# distance between a line and a point in 3d

Does anybody know how to calculate the distance between a line and a point in 3d (not 2d) space? Please give a closed formula or code if possible. Thanks

Do you mean the shortest distance, i.e. the perpendular distance from the line?

gav

Yes. I meant the shortest distance.

If we have line in 3D space, which is defined by
x=x1+lt
y=y1+m
t
z=z1+n*t
and point M0=(x0,y0,z0) then distance between them is given by a formulae:

d = sqrt(det(A)^2 + det(B)^2 + det©^2)/sqrt(l^2+m^2+n^2)

A,B and C are 2x2 matrices of following form:
A=
[ vy vz]
[ m n]

B=
[ vz vx]
[ n l]

C=
[ vx vy]
[ l m]

vx = x1-x0 vy = y1-y0 vz = z1-z0
det(M) means determinant M where M is a square matrix. In our occasion if M is 2x2 matrix
[a b]
[c d]
then det(M)=ad-bc. Hope, this will help

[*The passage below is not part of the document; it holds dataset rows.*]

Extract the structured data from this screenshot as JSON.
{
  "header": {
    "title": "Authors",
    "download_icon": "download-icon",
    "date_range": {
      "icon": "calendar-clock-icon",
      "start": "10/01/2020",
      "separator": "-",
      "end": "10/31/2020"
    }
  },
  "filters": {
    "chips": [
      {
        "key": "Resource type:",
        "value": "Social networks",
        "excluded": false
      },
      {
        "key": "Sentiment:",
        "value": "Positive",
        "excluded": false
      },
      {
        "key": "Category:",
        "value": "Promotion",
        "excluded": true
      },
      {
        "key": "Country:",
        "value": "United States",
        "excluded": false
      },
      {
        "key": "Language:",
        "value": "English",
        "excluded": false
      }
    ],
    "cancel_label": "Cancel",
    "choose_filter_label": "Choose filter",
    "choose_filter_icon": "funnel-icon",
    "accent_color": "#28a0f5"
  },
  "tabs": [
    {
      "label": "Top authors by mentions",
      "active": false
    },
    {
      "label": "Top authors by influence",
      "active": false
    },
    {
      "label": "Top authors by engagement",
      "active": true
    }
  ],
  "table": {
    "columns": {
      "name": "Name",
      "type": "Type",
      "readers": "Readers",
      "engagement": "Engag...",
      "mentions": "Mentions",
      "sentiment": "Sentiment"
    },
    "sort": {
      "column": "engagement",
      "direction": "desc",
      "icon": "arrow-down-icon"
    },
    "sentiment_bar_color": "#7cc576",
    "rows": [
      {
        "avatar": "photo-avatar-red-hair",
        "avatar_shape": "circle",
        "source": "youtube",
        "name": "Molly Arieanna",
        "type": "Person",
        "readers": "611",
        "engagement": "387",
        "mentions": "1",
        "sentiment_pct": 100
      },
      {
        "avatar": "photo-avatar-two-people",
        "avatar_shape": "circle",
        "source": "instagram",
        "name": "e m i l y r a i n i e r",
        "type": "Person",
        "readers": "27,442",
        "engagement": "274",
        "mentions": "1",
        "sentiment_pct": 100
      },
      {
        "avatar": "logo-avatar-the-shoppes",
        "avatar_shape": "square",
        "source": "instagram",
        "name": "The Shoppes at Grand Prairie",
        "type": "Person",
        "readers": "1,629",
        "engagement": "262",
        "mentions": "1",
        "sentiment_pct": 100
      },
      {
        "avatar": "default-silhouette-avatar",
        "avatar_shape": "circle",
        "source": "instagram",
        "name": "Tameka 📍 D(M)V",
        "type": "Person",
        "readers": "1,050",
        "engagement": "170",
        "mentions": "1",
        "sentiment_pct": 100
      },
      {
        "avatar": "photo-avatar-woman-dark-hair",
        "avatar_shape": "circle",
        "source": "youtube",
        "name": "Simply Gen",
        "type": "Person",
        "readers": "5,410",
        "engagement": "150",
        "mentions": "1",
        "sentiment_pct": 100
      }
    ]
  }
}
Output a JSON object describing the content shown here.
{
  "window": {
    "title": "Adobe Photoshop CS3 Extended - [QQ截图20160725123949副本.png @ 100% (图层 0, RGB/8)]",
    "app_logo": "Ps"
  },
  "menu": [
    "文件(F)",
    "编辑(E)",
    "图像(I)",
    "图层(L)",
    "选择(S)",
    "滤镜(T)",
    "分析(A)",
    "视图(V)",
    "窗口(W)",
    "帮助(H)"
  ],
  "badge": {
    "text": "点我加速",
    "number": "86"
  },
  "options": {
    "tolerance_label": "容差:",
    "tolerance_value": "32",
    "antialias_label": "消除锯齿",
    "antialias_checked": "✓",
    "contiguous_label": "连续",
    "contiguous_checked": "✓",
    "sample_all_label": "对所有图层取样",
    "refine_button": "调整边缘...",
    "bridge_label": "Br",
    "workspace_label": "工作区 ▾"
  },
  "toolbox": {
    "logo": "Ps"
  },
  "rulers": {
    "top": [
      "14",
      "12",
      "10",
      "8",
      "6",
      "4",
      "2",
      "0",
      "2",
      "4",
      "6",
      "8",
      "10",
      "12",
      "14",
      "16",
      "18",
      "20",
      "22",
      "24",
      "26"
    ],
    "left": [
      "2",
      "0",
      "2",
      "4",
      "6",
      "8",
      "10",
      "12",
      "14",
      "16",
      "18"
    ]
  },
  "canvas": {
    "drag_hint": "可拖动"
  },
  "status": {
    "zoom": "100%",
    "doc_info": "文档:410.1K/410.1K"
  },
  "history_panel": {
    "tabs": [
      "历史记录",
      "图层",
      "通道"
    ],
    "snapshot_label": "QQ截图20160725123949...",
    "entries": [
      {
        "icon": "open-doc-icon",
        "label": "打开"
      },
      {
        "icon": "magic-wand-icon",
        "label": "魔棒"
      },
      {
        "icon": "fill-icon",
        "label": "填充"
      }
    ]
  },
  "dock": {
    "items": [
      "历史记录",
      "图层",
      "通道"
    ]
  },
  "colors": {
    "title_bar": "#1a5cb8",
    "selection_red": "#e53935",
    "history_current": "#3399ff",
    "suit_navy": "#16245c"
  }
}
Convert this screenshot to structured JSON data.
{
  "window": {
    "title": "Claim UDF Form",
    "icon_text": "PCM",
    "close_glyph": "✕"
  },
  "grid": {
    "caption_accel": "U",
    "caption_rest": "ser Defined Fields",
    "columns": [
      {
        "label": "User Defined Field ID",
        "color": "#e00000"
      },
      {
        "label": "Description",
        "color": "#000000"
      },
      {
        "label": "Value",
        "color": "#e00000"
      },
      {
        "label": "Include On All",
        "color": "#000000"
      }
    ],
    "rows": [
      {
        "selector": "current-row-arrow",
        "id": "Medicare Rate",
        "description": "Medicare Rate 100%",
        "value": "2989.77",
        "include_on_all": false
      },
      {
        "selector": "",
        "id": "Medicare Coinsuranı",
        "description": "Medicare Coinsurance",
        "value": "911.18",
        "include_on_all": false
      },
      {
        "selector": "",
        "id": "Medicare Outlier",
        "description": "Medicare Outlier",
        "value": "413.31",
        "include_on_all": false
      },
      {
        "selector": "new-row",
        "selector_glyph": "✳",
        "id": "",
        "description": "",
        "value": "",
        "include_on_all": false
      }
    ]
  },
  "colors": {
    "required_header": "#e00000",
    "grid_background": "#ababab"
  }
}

[This message has been edited by Randolph (edited 03-22-2001).]

Is there, perhaps, a shorter formula? One requiring less computation?

Given any point q on the line, and the test point p, let P=p-q. Let l be a unit vector parallel to the line. Then d, the shortest distance from p to the line is:

d=sqrt(PP-(lP)^2)

[This message has been edited by DFrey (edited 03-22-2001).]

Originally posted by DFrey:
[b]Given any point q on the line, and the test point p, let P=p-q. Let l be a unit vector parallel to the line. Then d, the shortest distance from p to the line is:

d=sqrt(PP-(lP)^2)

[This message has been edited by DFrey (edited 03-22-2001).][/b]

Hmmm. Doesn’t that assume the line passes through the origin?

Originally posted by EricK:
Hmmm. Doesn’t that assume the line passes through the origin?

Oops. Let me answer my own question, NO.

Of course, if you have UNIT vector, parallel to a line, you may simplify that formula! I gave formula with most common requirements. Normalizing vector also requires computation, although if you have to find distances from multiple points to one line this will give you huge boost of effectiveness.